"Something that we're realising very quickly is people are coming up with new ways, thinking about the game slightly differently," Labuschagne said. "Obviously today, they came out with a heavy leg-side field and bowled very straight and didn't give us any scoring options to the off-side. So for all our batters, you've just got to keep rolling with the punches, learning the game, understanding what they're doing and take that innings to innings. I think that's the key."
Given that Smith and Labuschagne are famously the most analytical, even obsessive, members of the Australian top six, the fortunes of others were hardly likely to be much better. In particular, the travails of Travis Head have raised plenty of questions about his Test-match longevity. While Head's susceptibility to balls angled in from around the stumps is well known, he has also maintained a maddening tendency to mix periods of shotless occupation with a flurry of back-foot-forcing strokes that, on a seaming pitch such as this, offer the chance of an outside edge.
When he skewed Siraj's first ball of a spell into the slips, having failed to find a single boundary in his 46-ball stay, Head caused plenty of furrowed brows around the ground, a year on from a century against New Zealand that had seemed capable of being the making of him. The common denominator for all these Australian struggles was a lack of balanced tempo between attack and defence, with none of the middle-order batsmen able to change the momentum of the game from the halting rhythm set by Burns and Wade at the top.
Ricky Ponting, as much an adjutant coach of the Australian side as he is an analyst and a commentator, did not hold back in his criticism of the hosts, nor in his focus on the fact that, without Warner, there were major tempo troubles in their approach.
"You can't blame the pitch. The pitch has been absolutely perfect today. It's a little bit of spin, yes, but you'd expect that. Day three of a Test Match. Very little on offer for the fast bowlers, but it's just been poor batting. Very, very poor batting so far," Ponting said on Seven. "Once again, this Indian attack have made it so hard for the Australians to score. This is the 55th over, 6 for 110.

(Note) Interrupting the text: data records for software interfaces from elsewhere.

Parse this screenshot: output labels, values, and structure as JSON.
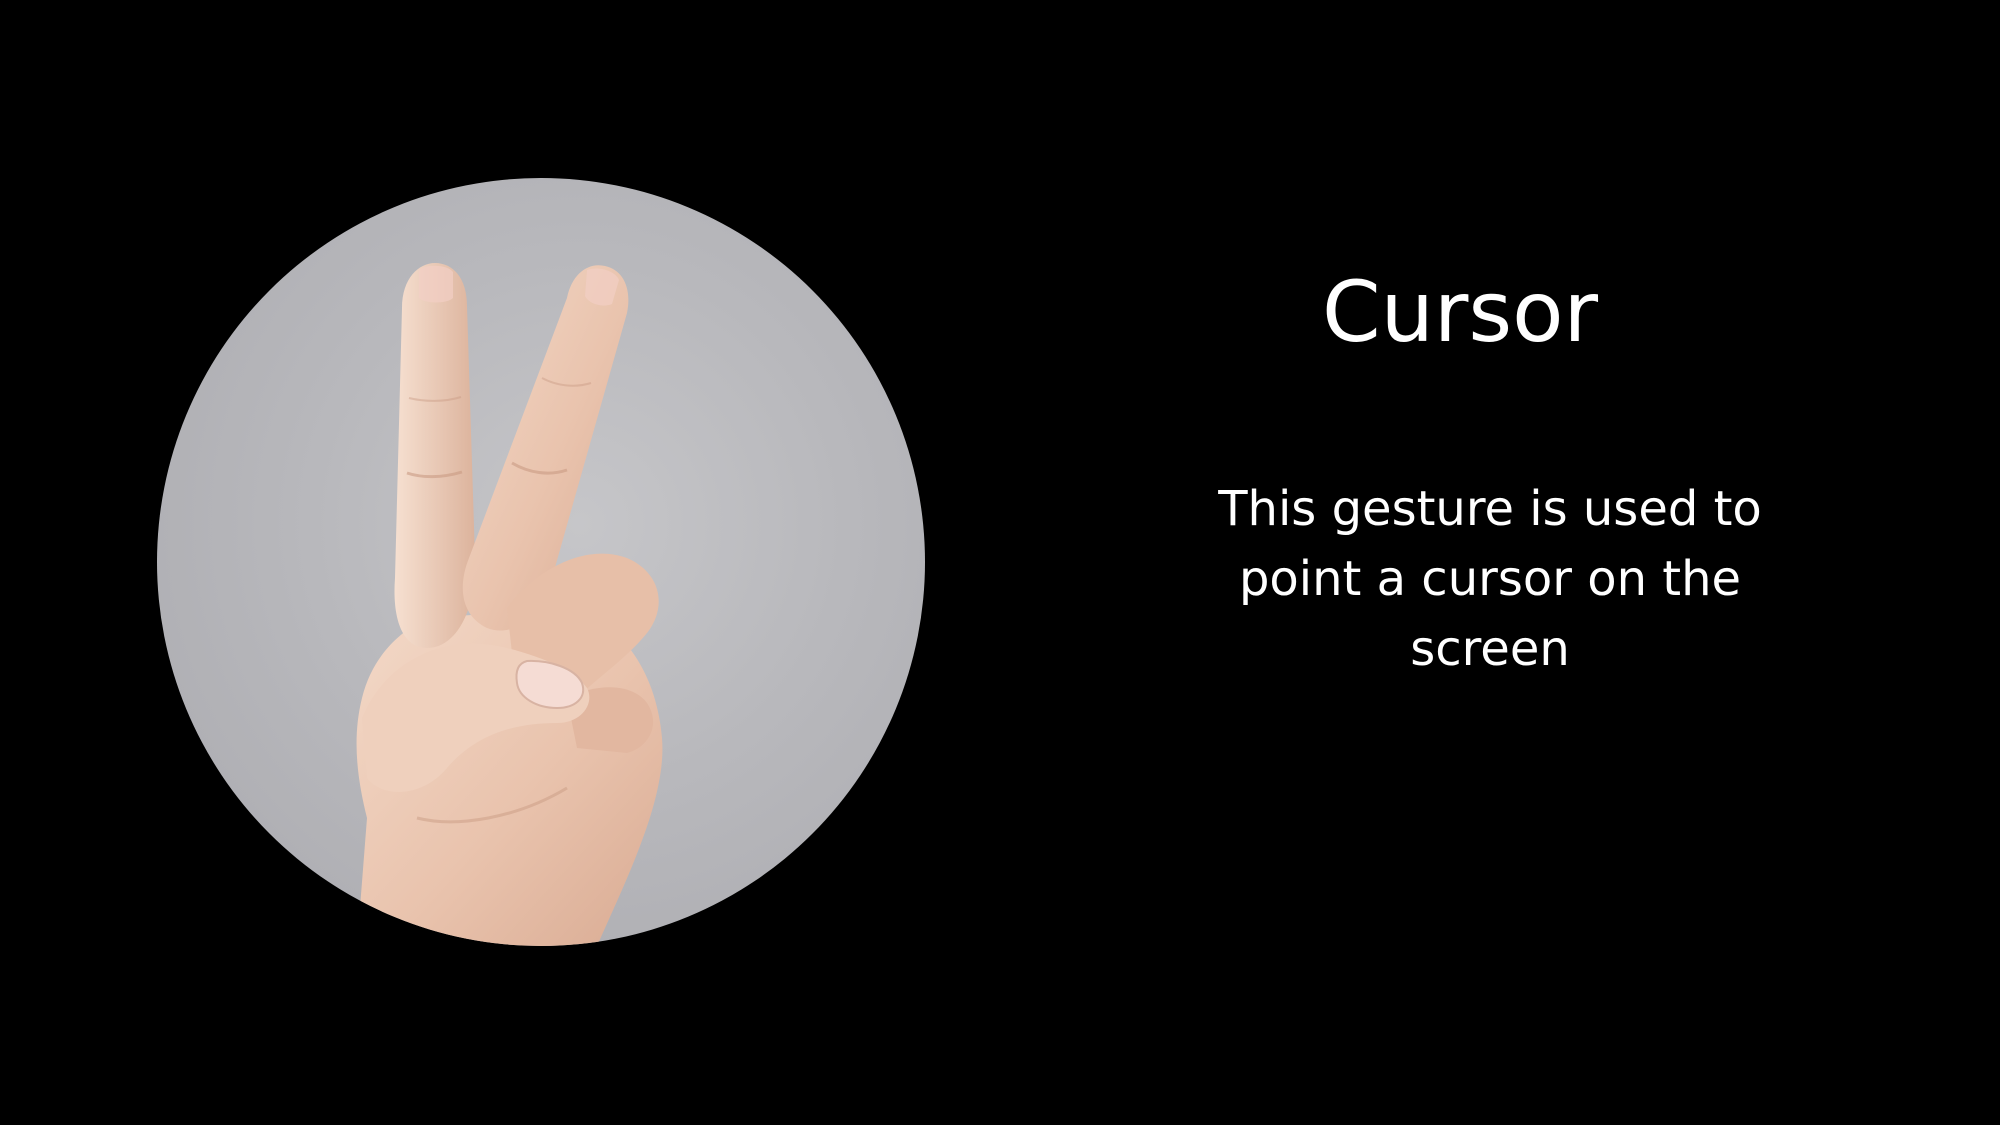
{
  "slide": {
    "title": "Cursor",
    "description": "This gesture is used to point a cursor on the screen",
    "background_color": "#000000",
    "text_color": "#ffffff"
  },
  "image": {
    "subject": "hand-v-gesture",
    "shape": "circle"
  }
}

"It's been one of the reasons, I think, that they've eventually got themselves out, playing rash shots. They haven't been able to tick the scoreboard over on a regular enough basis. Pressure builds. When pressure builds, bad shots come. I talked about it in first innings as well particularly with the way they played Ravi Ashwin. They weren't proactive against him. Yes, it's been good bowling, but sometimes against the best bowlers you have to take more risks as a batsman. For the sheer fact they're not going to bowl bad balls.
"The lesser skilled bowlers you can sit on all day because you know you're going to one or two scoring opportunities an over, but Bumrah, Ashwin, Jadeja, even Siraj to a certain degree in this game, they don't make many mistakes. They've actually forced the Australian batsman into making mistakes. When you're just sitting there waiting for good bowlers to make mistakes, you're basically are a sitting duck."
Warner, meanwhile, continued his rehab away from the main group, batting and running in the MCG nets. His value as an opening batsman had been felt by his absence two years ago. It has risen only further this time around as his contribution to the success of Labuschagne, Smith and company has now been made crystal clear.
Daniel Brettig is an assistant editor at ESPNcricinfo. @danbrettig